• Instructions for the task: Look over the material for the string "name". Copy every line where it turns up.

• Given information:
────────────────

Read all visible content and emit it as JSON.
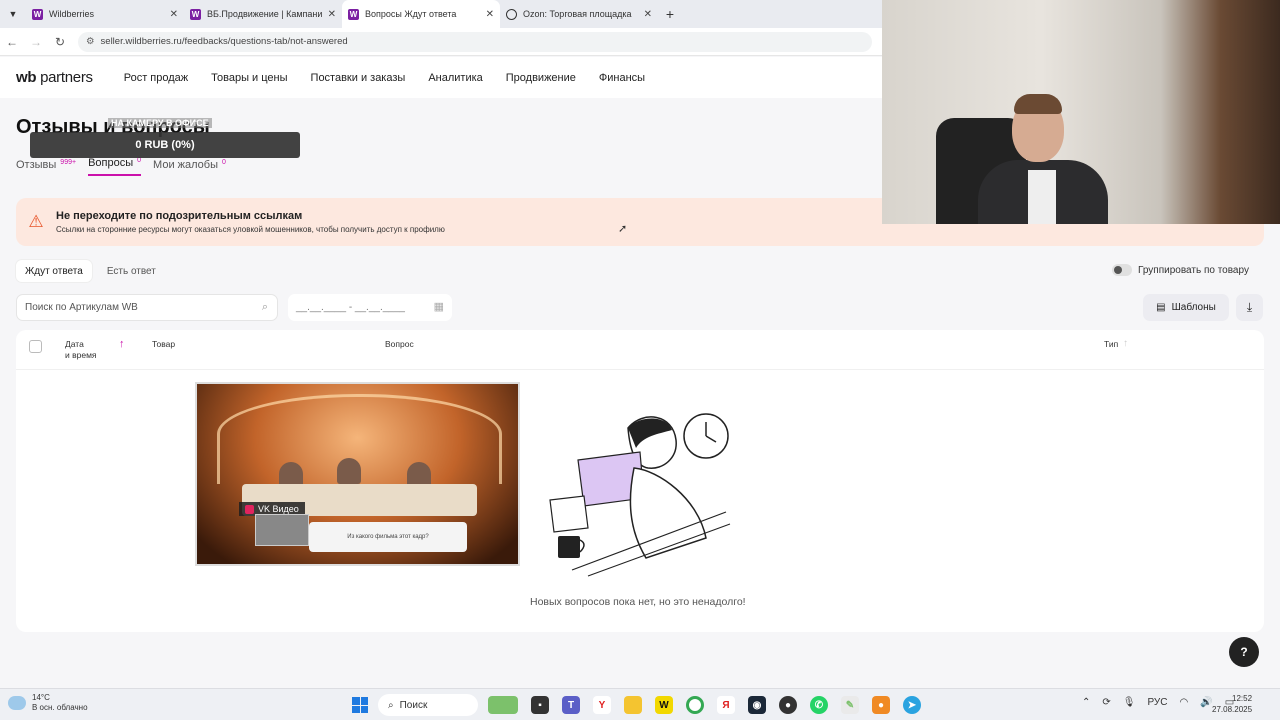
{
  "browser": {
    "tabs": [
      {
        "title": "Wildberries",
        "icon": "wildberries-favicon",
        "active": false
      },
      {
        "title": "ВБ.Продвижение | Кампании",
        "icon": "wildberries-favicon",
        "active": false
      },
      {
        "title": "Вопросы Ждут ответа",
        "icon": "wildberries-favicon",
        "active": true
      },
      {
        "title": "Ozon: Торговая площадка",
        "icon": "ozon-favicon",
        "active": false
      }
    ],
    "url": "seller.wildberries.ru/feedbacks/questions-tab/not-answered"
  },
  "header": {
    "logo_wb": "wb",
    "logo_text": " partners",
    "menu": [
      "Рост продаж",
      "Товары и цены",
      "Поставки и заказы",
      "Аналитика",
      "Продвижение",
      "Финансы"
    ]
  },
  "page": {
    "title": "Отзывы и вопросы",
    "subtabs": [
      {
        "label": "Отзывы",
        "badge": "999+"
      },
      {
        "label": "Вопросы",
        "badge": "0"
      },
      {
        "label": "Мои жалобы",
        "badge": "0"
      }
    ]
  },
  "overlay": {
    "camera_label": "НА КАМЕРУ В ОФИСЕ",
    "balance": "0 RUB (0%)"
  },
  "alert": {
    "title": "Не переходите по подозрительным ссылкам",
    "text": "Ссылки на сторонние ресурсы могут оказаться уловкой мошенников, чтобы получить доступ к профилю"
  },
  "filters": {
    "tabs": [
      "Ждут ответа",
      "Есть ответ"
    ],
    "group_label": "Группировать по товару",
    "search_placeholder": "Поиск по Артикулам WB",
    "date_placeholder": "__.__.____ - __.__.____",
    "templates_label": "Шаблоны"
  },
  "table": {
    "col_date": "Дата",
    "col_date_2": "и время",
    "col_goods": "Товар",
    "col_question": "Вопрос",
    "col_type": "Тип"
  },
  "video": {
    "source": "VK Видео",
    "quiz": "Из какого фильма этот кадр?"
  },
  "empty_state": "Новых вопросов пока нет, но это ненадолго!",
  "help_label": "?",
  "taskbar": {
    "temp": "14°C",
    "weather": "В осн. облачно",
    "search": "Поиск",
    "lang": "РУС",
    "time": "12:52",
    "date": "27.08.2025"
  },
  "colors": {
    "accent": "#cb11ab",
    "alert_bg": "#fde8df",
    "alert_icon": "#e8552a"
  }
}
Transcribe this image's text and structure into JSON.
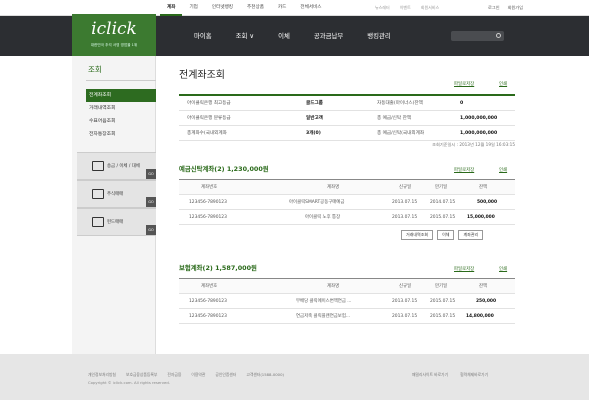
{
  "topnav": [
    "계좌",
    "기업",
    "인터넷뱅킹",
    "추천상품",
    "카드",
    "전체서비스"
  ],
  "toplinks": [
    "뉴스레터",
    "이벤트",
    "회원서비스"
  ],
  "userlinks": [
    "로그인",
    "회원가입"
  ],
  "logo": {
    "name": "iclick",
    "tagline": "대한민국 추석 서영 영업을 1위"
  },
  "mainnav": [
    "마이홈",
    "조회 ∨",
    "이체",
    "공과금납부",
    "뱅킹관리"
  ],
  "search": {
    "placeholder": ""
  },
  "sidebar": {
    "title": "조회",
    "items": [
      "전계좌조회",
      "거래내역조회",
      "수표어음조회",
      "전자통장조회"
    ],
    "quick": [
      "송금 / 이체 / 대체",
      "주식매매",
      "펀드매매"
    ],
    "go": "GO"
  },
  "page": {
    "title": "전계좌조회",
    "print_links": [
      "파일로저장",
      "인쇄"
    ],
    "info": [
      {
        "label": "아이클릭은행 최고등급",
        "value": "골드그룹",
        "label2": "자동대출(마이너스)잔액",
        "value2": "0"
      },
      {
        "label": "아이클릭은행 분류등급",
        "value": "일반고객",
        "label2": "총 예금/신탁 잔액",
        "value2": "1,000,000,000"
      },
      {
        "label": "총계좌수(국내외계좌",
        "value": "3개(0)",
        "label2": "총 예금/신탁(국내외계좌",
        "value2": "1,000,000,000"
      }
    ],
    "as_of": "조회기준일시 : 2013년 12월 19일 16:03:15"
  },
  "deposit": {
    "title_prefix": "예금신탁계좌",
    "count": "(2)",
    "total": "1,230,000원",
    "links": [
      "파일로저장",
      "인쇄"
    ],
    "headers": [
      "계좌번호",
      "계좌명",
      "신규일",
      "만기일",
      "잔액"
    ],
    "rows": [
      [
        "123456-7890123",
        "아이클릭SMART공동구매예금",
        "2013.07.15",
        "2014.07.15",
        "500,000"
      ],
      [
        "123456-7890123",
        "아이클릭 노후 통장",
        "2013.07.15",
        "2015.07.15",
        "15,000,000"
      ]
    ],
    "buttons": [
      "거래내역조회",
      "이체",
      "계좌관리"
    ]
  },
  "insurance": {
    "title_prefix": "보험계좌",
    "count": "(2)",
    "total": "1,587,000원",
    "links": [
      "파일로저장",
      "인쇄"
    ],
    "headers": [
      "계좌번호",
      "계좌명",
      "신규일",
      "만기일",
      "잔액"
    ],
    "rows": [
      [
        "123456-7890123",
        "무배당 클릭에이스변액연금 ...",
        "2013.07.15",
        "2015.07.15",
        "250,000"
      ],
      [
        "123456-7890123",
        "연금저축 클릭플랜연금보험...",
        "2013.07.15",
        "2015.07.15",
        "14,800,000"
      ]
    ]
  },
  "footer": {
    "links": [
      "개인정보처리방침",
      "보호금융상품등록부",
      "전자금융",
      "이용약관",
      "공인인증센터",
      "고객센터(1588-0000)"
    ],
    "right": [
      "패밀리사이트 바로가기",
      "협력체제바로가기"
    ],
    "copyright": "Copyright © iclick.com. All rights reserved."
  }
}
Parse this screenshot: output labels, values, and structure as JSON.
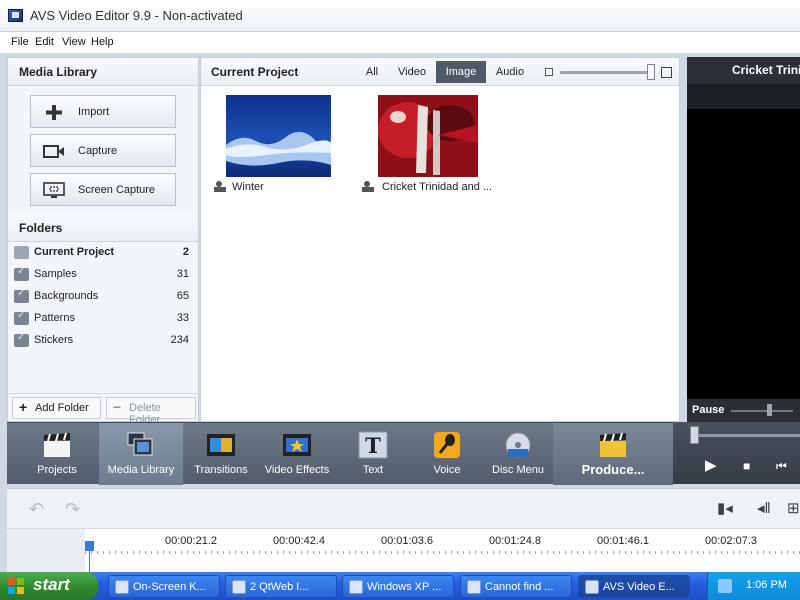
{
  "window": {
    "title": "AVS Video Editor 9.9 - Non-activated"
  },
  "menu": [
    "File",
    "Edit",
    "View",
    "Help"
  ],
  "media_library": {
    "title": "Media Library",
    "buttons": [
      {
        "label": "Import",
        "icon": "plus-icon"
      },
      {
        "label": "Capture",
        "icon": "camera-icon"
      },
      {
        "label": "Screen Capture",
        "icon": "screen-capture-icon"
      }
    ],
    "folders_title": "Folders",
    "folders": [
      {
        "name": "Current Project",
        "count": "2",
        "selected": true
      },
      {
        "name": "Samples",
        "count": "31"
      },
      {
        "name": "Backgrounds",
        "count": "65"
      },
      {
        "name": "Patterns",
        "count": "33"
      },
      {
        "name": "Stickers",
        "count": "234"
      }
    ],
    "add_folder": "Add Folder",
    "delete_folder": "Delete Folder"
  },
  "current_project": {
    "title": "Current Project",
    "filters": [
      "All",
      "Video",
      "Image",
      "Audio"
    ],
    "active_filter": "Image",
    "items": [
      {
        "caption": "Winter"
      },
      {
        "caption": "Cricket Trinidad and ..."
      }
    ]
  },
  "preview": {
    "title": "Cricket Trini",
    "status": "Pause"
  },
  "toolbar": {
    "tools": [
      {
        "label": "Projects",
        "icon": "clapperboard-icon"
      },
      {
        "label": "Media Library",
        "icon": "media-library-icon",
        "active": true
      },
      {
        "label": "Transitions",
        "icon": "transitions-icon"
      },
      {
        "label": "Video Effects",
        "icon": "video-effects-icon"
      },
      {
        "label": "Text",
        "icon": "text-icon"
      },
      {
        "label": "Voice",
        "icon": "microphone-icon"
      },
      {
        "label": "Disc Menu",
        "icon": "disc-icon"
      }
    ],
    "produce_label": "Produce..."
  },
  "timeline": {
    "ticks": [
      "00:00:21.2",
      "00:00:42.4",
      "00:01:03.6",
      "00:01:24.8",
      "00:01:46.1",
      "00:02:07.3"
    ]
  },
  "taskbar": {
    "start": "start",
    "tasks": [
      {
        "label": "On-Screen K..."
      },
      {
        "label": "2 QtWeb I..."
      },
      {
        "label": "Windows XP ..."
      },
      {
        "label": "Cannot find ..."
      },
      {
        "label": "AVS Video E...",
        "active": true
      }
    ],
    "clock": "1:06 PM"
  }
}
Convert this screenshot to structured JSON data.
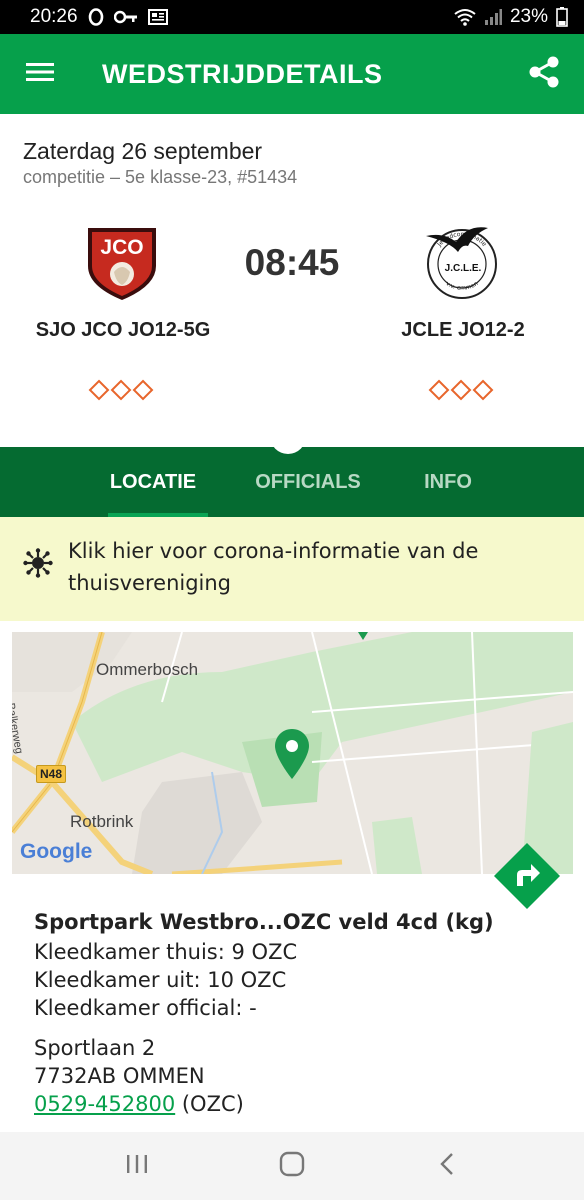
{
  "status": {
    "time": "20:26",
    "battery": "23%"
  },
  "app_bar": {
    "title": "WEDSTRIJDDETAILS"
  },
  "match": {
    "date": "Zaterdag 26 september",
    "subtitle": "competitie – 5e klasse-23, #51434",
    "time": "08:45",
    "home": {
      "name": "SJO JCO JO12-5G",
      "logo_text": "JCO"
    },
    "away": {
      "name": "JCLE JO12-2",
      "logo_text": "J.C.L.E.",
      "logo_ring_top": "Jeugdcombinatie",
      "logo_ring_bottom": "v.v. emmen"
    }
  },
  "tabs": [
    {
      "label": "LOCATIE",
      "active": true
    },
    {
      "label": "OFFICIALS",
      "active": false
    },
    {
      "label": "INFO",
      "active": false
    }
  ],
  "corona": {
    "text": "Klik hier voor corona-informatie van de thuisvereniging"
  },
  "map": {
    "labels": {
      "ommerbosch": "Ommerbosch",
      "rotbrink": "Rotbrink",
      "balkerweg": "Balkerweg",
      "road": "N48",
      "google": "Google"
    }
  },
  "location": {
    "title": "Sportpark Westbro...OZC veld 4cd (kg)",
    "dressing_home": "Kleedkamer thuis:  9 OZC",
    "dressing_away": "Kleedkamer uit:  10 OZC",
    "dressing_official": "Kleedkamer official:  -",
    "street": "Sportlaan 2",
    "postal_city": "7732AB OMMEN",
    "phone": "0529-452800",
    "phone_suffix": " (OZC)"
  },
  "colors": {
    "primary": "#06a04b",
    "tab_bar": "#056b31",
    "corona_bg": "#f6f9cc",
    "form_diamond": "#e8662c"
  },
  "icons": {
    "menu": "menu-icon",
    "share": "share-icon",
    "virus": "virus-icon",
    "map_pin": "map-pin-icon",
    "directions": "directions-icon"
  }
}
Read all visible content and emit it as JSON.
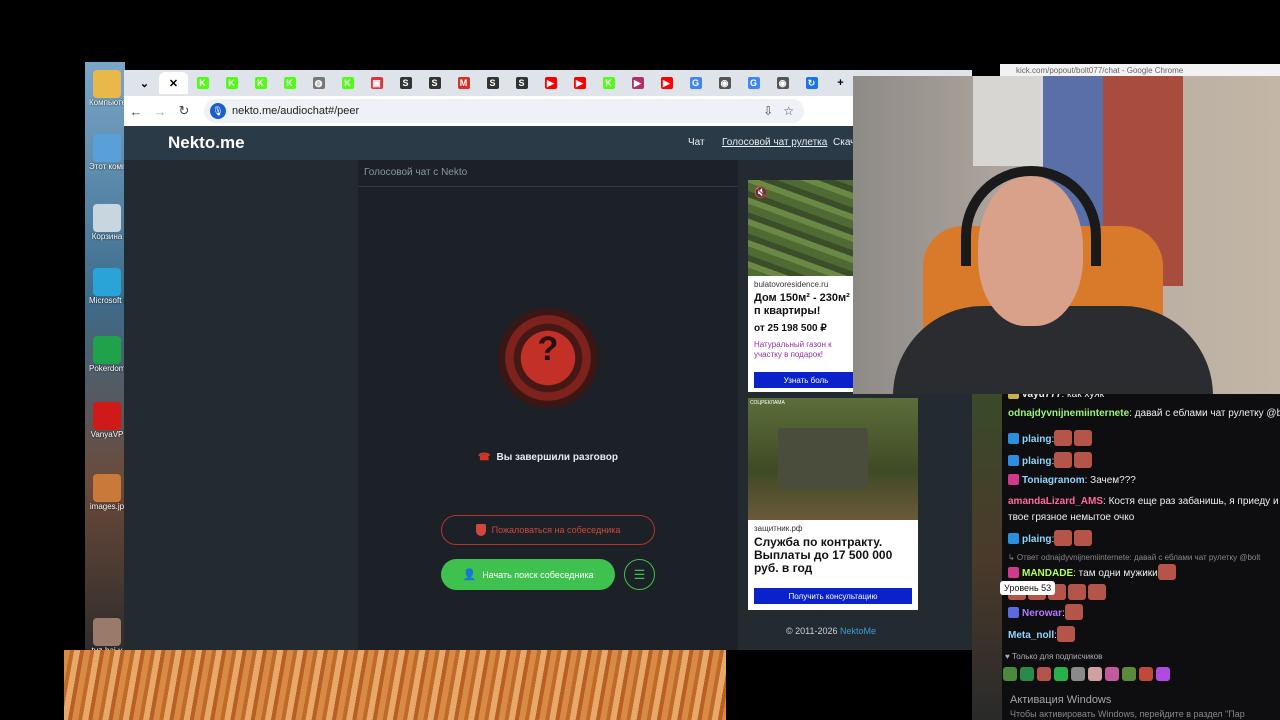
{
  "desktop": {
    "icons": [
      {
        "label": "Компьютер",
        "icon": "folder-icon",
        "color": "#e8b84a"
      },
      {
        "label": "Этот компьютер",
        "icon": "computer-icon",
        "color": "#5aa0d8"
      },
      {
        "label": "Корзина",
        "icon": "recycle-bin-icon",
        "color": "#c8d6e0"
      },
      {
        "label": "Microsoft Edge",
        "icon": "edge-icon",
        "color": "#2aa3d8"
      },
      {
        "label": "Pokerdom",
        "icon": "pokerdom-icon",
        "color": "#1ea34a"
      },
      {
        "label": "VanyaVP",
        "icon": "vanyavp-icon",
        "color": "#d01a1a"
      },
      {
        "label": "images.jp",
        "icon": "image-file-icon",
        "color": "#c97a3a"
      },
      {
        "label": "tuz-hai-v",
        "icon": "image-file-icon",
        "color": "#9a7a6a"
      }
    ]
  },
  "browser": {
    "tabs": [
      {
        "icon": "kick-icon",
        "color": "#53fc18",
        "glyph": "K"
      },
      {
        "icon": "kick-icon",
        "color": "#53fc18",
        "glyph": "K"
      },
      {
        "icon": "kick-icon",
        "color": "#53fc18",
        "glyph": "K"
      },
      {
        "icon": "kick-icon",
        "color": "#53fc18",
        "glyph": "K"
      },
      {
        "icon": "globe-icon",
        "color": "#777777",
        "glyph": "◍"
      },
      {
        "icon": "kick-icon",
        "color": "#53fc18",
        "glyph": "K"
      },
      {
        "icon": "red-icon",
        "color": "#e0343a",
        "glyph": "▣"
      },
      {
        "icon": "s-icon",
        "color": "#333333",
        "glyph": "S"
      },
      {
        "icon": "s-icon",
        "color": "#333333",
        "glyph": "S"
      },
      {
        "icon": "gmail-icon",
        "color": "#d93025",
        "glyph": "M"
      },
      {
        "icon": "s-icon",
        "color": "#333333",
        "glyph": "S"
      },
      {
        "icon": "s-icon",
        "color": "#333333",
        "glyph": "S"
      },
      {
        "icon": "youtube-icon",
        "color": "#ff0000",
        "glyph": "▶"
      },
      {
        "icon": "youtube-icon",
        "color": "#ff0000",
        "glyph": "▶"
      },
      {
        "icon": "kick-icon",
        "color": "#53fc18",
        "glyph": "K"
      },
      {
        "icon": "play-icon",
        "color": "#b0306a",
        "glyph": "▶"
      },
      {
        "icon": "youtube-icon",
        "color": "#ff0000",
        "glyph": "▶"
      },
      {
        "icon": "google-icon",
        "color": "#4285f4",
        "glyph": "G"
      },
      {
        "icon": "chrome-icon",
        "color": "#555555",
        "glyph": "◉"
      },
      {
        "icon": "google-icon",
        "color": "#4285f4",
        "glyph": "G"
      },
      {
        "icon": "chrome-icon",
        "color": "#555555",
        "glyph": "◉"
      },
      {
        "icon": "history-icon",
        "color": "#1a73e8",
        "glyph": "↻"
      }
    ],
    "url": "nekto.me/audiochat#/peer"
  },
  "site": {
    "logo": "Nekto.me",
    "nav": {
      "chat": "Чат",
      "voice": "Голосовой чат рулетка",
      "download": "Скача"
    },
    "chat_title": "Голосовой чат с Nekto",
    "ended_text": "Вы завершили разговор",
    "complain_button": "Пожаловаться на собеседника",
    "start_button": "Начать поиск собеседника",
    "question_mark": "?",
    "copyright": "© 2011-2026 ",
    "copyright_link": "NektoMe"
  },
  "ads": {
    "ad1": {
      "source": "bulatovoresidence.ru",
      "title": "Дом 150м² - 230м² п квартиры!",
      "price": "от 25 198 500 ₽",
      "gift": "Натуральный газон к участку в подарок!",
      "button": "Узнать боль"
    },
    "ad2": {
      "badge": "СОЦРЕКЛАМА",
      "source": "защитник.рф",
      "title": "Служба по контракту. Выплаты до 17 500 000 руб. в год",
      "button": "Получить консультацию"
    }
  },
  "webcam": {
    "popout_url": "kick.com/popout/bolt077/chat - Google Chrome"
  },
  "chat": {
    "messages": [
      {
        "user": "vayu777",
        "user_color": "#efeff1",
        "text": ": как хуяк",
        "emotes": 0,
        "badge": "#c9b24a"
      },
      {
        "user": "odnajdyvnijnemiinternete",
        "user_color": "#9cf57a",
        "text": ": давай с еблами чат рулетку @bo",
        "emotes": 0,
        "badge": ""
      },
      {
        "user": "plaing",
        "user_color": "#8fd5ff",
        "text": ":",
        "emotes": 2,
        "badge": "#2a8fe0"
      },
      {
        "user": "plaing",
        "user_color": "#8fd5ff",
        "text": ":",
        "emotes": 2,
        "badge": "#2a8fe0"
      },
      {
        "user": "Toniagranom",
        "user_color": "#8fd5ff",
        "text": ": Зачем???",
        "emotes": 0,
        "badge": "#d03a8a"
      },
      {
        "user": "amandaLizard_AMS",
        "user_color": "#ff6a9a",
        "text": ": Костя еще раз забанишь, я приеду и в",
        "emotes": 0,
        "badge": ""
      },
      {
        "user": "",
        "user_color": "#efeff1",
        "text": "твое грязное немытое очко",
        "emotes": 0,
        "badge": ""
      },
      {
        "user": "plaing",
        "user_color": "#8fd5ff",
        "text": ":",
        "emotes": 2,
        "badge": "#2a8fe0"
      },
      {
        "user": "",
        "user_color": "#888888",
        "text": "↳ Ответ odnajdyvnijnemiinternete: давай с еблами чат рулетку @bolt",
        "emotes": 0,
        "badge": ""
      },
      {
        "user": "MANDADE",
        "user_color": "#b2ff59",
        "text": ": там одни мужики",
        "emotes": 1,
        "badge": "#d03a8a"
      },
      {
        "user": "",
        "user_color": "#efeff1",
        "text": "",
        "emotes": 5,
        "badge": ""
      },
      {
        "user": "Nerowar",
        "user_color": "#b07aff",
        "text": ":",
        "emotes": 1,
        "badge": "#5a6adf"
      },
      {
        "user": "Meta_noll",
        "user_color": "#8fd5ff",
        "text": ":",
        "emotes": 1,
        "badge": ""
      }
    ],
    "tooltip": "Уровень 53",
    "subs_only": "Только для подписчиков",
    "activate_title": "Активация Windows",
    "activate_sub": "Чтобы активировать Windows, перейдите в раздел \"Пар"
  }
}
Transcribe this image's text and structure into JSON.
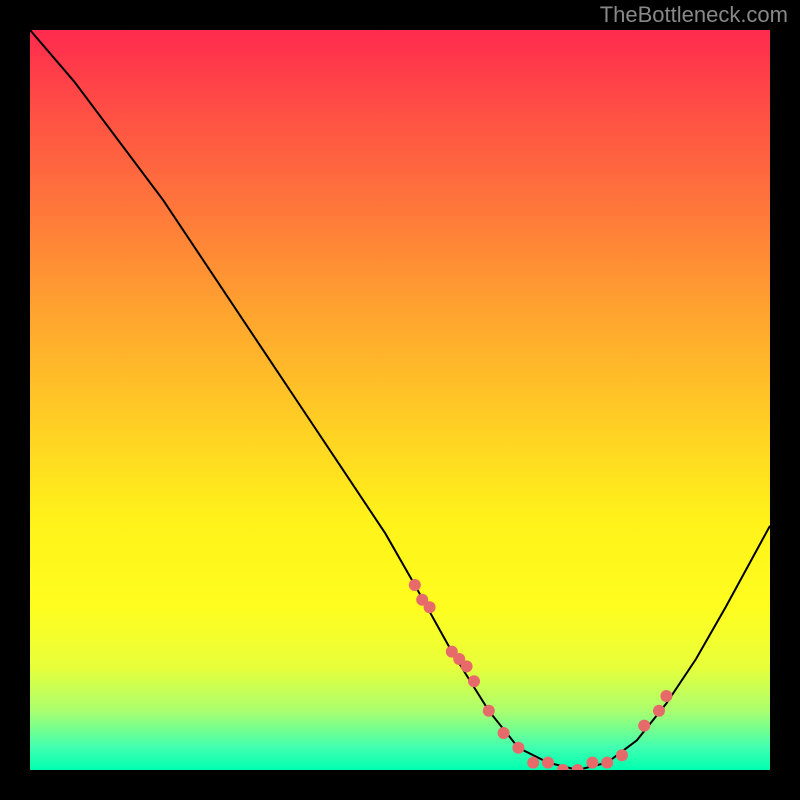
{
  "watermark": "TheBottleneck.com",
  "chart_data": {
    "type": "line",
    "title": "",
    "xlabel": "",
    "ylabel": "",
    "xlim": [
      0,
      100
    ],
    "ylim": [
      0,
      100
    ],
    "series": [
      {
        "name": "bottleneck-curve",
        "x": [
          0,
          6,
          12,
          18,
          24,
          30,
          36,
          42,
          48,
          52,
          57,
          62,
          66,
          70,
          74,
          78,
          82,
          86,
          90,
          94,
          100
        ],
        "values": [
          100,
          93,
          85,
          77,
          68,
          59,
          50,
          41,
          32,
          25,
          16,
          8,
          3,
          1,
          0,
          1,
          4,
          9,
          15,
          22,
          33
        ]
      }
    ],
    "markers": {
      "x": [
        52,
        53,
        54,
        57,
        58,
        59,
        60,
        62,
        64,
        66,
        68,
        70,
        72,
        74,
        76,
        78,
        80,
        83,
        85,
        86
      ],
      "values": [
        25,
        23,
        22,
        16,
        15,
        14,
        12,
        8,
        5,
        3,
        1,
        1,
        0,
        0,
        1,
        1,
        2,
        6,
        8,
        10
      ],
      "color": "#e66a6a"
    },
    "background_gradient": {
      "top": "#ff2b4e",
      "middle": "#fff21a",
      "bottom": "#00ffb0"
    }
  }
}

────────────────

• Written answer:
    "name": "iclick",
        "name": "Current Project",
        "name": "Samples",
        "name": "Backgrounds",
        "name": "Patterns",
        "name": "Stickers",
      "name": "SJO JCO JO12-5G",
      "name": "JCLE JO12-2",
        "name": "bottleneck-curve",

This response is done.